● What the task requires
All the data below needs to be retyped exactly as shown.

Excerpts from an interface dataset
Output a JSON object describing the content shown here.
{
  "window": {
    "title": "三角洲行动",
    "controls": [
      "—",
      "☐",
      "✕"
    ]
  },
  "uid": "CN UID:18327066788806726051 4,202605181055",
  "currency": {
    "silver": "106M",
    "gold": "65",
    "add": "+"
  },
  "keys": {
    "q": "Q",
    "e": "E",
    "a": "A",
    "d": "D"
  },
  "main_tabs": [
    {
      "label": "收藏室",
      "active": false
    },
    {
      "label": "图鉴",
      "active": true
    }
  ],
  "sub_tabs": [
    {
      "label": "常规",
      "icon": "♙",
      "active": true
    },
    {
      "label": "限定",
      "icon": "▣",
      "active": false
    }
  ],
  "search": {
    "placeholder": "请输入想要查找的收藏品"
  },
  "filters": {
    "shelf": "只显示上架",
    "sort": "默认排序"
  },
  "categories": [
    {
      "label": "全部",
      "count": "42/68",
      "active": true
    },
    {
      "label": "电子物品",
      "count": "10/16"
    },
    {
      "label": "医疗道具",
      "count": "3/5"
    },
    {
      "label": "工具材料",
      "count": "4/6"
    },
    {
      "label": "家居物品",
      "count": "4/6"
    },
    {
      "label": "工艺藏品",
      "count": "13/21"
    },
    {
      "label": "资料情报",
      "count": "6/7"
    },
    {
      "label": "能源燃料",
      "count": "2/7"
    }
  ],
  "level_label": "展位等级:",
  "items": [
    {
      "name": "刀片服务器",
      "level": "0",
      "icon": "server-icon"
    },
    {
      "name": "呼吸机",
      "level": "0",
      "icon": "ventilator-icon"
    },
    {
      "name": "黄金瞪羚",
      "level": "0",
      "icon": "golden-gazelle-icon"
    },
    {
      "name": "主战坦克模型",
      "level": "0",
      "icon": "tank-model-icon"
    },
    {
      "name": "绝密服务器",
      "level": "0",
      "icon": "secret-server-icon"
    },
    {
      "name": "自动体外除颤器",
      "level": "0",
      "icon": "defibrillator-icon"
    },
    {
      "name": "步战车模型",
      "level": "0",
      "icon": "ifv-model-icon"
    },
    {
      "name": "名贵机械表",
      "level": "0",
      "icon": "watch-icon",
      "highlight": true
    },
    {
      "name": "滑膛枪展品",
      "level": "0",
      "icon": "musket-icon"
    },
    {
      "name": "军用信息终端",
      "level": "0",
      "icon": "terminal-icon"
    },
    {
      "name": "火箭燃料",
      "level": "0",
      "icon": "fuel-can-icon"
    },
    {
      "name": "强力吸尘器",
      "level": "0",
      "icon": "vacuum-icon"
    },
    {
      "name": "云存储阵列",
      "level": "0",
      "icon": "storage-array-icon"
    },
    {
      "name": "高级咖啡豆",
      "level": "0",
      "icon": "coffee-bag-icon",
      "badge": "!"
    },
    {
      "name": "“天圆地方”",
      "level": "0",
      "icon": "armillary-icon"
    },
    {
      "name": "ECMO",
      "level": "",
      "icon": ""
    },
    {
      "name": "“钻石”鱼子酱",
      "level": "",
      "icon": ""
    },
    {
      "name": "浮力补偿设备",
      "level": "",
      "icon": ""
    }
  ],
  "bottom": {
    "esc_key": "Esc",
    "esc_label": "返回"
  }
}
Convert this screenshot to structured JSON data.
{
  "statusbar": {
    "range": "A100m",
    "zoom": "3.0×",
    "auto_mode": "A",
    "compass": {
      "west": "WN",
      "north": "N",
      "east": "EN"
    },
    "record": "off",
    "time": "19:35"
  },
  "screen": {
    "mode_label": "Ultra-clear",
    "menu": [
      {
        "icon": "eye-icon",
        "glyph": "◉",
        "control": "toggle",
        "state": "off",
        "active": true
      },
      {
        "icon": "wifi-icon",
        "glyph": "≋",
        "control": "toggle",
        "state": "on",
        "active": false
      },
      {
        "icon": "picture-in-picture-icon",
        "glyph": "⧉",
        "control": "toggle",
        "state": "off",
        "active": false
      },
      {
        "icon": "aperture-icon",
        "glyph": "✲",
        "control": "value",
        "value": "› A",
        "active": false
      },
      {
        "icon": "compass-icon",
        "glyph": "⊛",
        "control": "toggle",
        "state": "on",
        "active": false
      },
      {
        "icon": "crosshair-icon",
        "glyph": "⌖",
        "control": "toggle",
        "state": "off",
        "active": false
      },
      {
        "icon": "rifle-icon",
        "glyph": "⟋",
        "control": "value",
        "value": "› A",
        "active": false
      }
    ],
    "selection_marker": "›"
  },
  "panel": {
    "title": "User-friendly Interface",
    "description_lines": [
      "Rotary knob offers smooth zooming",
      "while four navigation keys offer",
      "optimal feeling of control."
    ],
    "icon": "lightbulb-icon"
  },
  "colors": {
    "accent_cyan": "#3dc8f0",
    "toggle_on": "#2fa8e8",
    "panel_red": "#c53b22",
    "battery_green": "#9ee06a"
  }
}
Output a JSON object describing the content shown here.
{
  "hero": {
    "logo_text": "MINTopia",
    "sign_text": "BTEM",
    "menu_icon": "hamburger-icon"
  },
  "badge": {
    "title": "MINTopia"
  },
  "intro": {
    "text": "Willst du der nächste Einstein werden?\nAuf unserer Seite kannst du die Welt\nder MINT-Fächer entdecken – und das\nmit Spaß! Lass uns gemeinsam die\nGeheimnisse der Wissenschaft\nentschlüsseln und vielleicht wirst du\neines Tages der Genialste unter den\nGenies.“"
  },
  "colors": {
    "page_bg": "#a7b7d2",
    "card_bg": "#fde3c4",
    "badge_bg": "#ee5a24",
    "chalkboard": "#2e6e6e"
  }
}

● Exercise answer
Output a JSON object describing the content shown here.
{
  "window": {
    "title": "三角洲行动",
    "controls": [
      "—",
      "☐",
      "✕"
    ]
  },
  "uid": "CN UID:18327066788806726051 4,202605181055",
  "currency": {
    "silver": "106M",
    "gold": "65",
    "add": "+"
  },
  "keys": {
    "q": "Q",
    "e": "E",
    "a": "A",
    "d": "D"
  },
  "main_tabs": [
    {
      "label": "收藏室",
      "active": false
    },
    {
      "label": "图鉴",
      "active": true
    }
  ],
  "sub_tabs": [
    {
      "label": "常规",
      "icon": "♙",
      "active": true
    },
    {
      "label": "限定",
      "icon": "▣",
      "active": false
    }
  ],
  "search": {
    "placeholder": "请输入想要查找的收藏品"
  },
  "filters": {
    "shelf": "只显示上架",
    "sort": "默认排序"
  },
  "categories": [
    {
      "label": "全部",
      "count": "42/68",
      "active": true
    },
    {
      "label": "电子物品",
      "count": "10/16"
    },
    {
      "label": "医疗道具",
      "count": "3/5"
    },
    {
      "label": "工具材料",
      "count": "4/6"
    },
    {
      "label": "家居物品",
      "count": "4/6"
    },
    {
      "label": "工艺藏品",
      "count": "13/21"
    },
    {
      "label": "资料情报",
      "count": "6/7"
    },
    {
      "label": "能源燃料",
      "count": "2/7"
    }
  ],
  "level_label": "展位等级:",
  "items": [
    {
      "name": "刀片服务器",
      "level": "0",
      "icon": "server-icon"
    },
    {
      "name": "呼吸机",
      "level": "0",
      "icon": "ventilator-icon"
    },
    {
      "name": "黄金瞪羚",
      "level": "0",
      "icon": "golden-gazelle-icon"
    },
    {
      "name": "主战坦克模型",
      "level": "0",
      "icon": "tank-model-icon"
    },
    {
      "name": "绝密服务器",
      "level": "0",
      "icon": "secret-server-icon"
    },
    {
      "name": "自动体外除颤器",
      "level": "0",
      "icon": "defibrillator-icon"
    },
    {
      "name": "步战车模型",
      "level": "0",
      "icon": "ifv-model-icon"
    },
    {
      "name": "名贵机械表",
      "level": "0",
      "icon": "watch-icon",
      "highlight": true
    },
    {
      "name": "滑膛枪展品",
      "level": "0",
      "icon": "musket-icon"
    },
    {
      "name": "军用信息终端",
      "level": "0",
      "icon": "terminal-icon"
    },
    {
      "name": "火箭燃料",
      "level": "0",
      "icon": "fuel-can-icon"
    },
    {
      "name": "强力吸尘器",
      "level": "0",
      "icon": "vacuum-icon"
    },
    {
      "name": "云存储阵列",
      "level": "0",
      "icon": "storage-array-icon"
    },
    {
      "name": "高级咖啡豆",
      "level": "0",
      "icon": "coffee-bag-icon",
      "badge": "!"
    },
    {
      "name": "“天圆地方”",
      "level": "0",
      "icon": "armillary-icon"
    },
    {
      "name": "ECMO",
      "level": "",
      "icon": ""
    },
    {
      "name": "“钻石”鱼子酱",
      "level": "",
      "icon": ""
    },
    {
      "name": "浮力补偿设备",
      "level": "",
      "icon": ""
    }
  ],
  "bottom": {
    "esc_key": "Esc",
    "esc_label": "返回"
  }
}
Convert this screenshot to structured JSON data.
{
  "statusbar": {
    "range": "A100m",
    "zoom": "3.0×",
    "auto_mode": "A",
    "compass": {
      "west": "WN",
      "north": "N",
      "east": "EN"
    },
    "record": "off",
    "time": "19:35"
  },
  "screen": {
    "mode_label": "Ultra-clear",
    "menu": [
      {
        "icon": "eye-icon",
        "glyph": "◉",
        "control": "toggle",
        "state": "off",
        "active": true
      },
      {
        "icon": "wifi-icon",
        "glyph": "≋",
        "control": "toggle",
        "state": "on",
        "active": false
      },
      {
        "icon": "picture-in-picture-icon",
        "glyph": "⧉",
        "control": "toggle",
        "state": "off",
        "active": false
      },
      {
        "icon": "aperture-icon",
        "glyph": "✲",
        "control": "value",
        "value": "› A",
        "active": false
      },
      {
        "icon": "compass-icon",
        "glyph": "⊛",
        "control": "toggle",
        "state": "on",
        "active": false
      },
      {
        "icon": "crosshair-icon",
        "glyph": "⌖",
        "control": "toggle",
        "state": "off",
        "active": false
      },
      {
        "icon": "rifle-icon",
        "glyph": "⟋",
        "control": "value",
        "value": "› A",
        "active": false
      }
    ],
    "selection_marker": "›"
  },
  "panel": {
    "title": "User-friendly Interface",
    "description_lines": [
      "Rotary knob offers smooth zooming",
      "while four navigation keys offer",
      "optimal feeling of control."
    ],
    "icon": "lightbulb-icon"
  },
  "colors": {
    "accent_cyan": "#3dc8f0",
    "toggle_on": "#2fa8e8",
    "panel_red": "#c53b22",
    "battery_green": "#9ee06a"
  }
}
Output a JSON object describing the content shown here.
{
  "hero": {
    "logo_text": "MINTopia",
    "sign_text": "BTEM",
    "menu_icon": "hamburger-icon"
  },
  "badge": {
    "title": "MINTopia"
  },
  "intro": {
    "text": "Willst du der nächste Einstein werden?\nAuf unserer Seite kannst du die Welt\nder MINT-Fächer entdecken – und das\nmit Spaß! Lass uns gemeinsam die\nGeheimnisse der Wissenschaft\nentschlüsseln und vielleicht wirst du\neines Tages der Genialste unter den\nGenies.“"
  },
  "colors": {
    "page_bg": "#a7b7d2",
    "card_bg": "#fde3c4",
    "badge_bg": "#ee5a24",
    "chalkboard": "#2e6e6e"
  }
}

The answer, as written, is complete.